Exercise: Would it be possible to write out each entry below exactly, without the pictures?

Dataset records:

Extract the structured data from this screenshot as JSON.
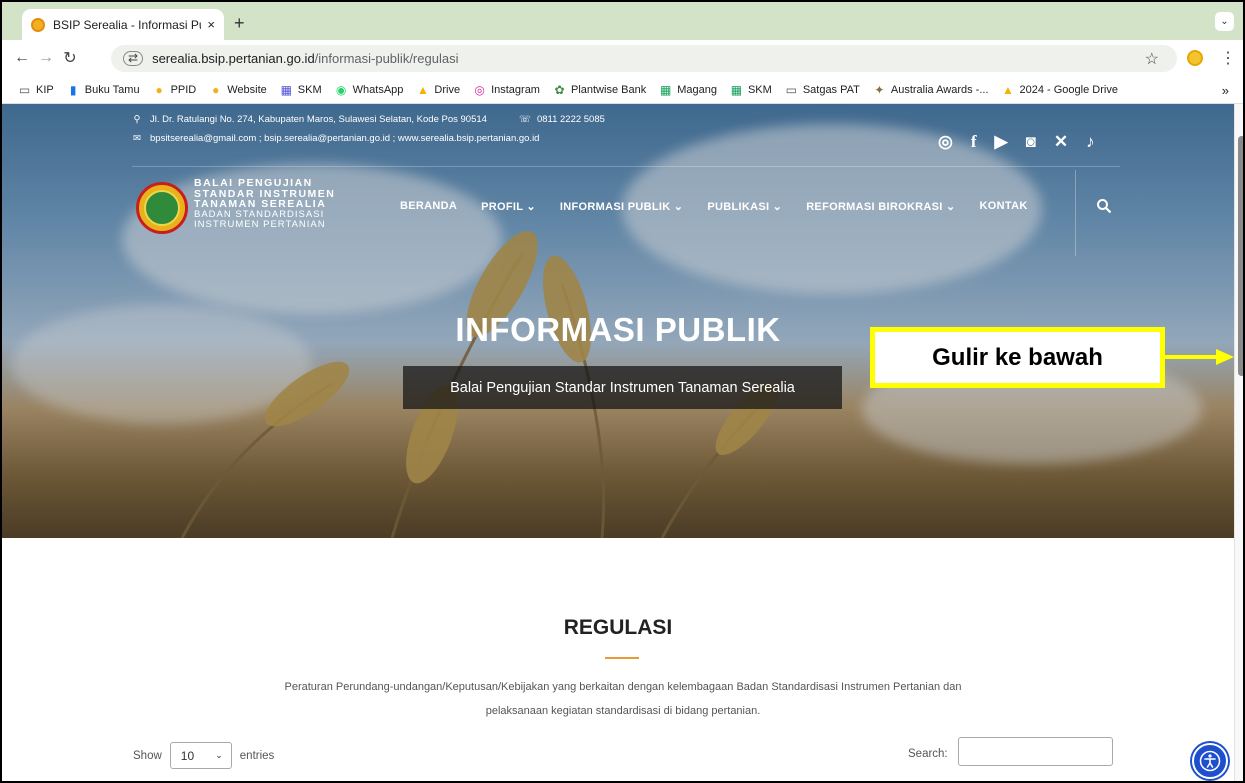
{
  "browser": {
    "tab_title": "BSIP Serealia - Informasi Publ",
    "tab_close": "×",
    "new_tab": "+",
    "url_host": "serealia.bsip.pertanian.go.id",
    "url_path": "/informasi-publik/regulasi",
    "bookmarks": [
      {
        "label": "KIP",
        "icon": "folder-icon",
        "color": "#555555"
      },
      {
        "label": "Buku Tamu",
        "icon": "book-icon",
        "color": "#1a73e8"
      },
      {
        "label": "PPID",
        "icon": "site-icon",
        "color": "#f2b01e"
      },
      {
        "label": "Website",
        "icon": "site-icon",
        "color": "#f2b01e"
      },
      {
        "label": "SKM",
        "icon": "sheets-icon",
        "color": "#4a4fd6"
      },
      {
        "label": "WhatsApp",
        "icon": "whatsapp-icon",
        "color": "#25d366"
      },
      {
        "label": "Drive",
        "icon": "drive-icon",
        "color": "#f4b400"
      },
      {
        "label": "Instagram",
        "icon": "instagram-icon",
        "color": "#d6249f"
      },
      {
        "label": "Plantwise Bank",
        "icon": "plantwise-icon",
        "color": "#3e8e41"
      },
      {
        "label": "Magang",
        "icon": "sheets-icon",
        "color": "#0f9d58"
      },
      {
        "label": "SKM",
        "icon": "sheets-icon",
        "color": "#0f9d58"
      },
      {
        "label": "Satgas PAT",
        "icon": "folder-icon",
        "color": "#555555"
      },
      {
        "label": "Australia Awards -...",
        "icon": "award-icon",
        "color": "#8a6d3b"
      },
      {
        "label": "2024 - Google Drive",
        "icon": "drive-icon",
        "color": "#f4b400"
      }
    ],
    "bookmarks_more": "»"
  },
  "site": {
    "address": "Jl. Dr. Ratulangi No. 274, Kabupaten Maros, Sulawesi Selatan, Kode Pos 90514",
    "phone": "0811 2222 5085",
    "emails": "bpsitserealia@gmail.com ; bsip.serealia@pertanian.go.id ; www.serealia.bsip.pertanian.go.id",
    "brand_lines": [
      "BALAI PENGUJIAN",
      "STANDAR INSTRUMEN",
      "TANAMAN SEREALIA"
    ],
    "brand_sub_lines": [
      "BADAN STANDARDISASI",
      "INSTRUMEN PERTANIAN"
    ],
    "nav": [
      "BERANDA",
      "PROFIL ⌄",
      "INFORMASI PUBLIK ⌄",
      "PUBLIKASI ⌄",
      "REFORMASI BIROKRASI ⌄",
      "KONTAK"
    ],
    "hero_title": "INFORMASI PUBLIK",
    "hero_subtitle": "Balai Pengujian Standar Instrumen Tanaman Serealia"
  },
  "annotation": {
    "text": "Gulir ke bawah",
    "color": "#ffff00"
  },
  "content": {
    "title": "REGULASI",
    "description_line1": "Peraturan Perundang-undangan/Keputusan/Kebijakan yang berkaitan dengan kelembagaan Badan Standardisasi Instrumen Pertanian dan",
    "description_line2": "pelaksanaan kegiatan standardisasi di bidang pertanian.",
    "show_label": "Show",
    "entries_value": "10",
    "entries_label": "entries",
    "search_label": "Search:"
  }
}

Your response:
Extract the structured data from this screenshot as JSON.
{
  "browser": {
    "tab_title": "BSIP Serealia - Informasi Publ",
    "tab_close": "×",
    "new_tab": "+",
    "url_host": "serealia.bsip.pertanian.go.id",
    "url_path": "/informasi-publik/regulasi",
    "bookmarks": [
      {
        "label": "KIP",
        "icon": "folder-icon",
        "color": "#555555"
      },
      {
        "label": "Buku Tamu",
        "icon": "book-icon",
        "color": "#1a73e8"
      },
      {
        "label": "PPID",
        "icon": "site-icon",
        "color": "#f2b01e"
      },
      {
        "label": "Website",
        "icon": "site-icon",
        "color": "#f2b01e"
      },
      {
        "label": "SKM",
        "icon": "sheets-icon",
        "color": "#4a4fd6"
      },
      {
        "label": "WhatsApp",
        "icon": "whatsapp-icon",
        "color": "#25d366"
      },
      {
        "label": "Drive",
        "icon": "drive-icon",
        "color": "#f4b400"
      },
      {
        "label": "Instagram",
        "icon": "instagram-icon",
        "color": "#d6249f"
      },
      {
        "label": "Plantwise Bank",
        "icon": "plantwise-icon",
        "color": "#3e8e41"
      },
      {
        "label": "Magang",
        "icon": "sheets-icon",
        "color": "#0f9d58"
      },
      {
        "label": "SKM",
        "icon": "sheets-icon",
        "color": "#0f9d58"
      },
      {
        "label": "Satgas PAT",
        "icon": "folder-icon",
        "color": "#555555"
      },
      {
        "label": "Australia Awards -...",
        "icon": "award-icon",
        "color": "#8a6d3b"
      },
      {
        "label": "2024 - Google Drive",
        "icon": "drive-icon",
        "color": "#f4b400"
      }
    ],
    "bookmarks_more": "»"
  },
  "site": {
    "address": "Jl. Dr. Ratulangi No. 274, Kabupaten Maros, Sulawesi Selatan, Kode Pos 90514",
    "phone": "0811 2222 5085",
    "emails": "bpsitserealia@gmail.com ; bsip.serealia@pertanian.go.id ; www.serealia.bsip.pertanian.go.id",
    "brand_lines": [
      "BALAI PENGUJIAN",
      "STANDAR INSTRUMEN",
      "TANAMAN SEREALIA"
    ],
    "brand_sub_lines": [
      "BADAN STANDARDISASI",
      "INSTRUMEN PERTANIAN"
    ],
    "nav": [
      "BERANDA",
      "PROFIL ⌄",
      "INFORMASI PUBLIK ⌄",
      "PUBLIKASI ⌄",
      "REFORMASI BIROKRASI ⌄",
      "KONTAK"
    ],
    "hero_title": "INFORMASI PUBLIK",
    "hero_subtitle": "Balai Pengujian Standar Instrumen Tanaman Serealia"
  },
  "annotation": {
    "text": "Gulir ke bawah",
    "color": "#ffff00"
  },
  "content": {
    "title": "REGULASI",
    "description_line1": "Peraturan Perundang-undangan/Keputusan/Kebijakan yang berkaitan dengan kelembagaan Badan Standardisasi Instrumen Pertanian dan",
    "description_line2": "pelaksanaan kegiatan standardisasi di bidang pertanian.",
    "show_label": "Show",
    "entries_value": "10",
    "entries_label": "entries",
    "search_label": "Search:"
  }
}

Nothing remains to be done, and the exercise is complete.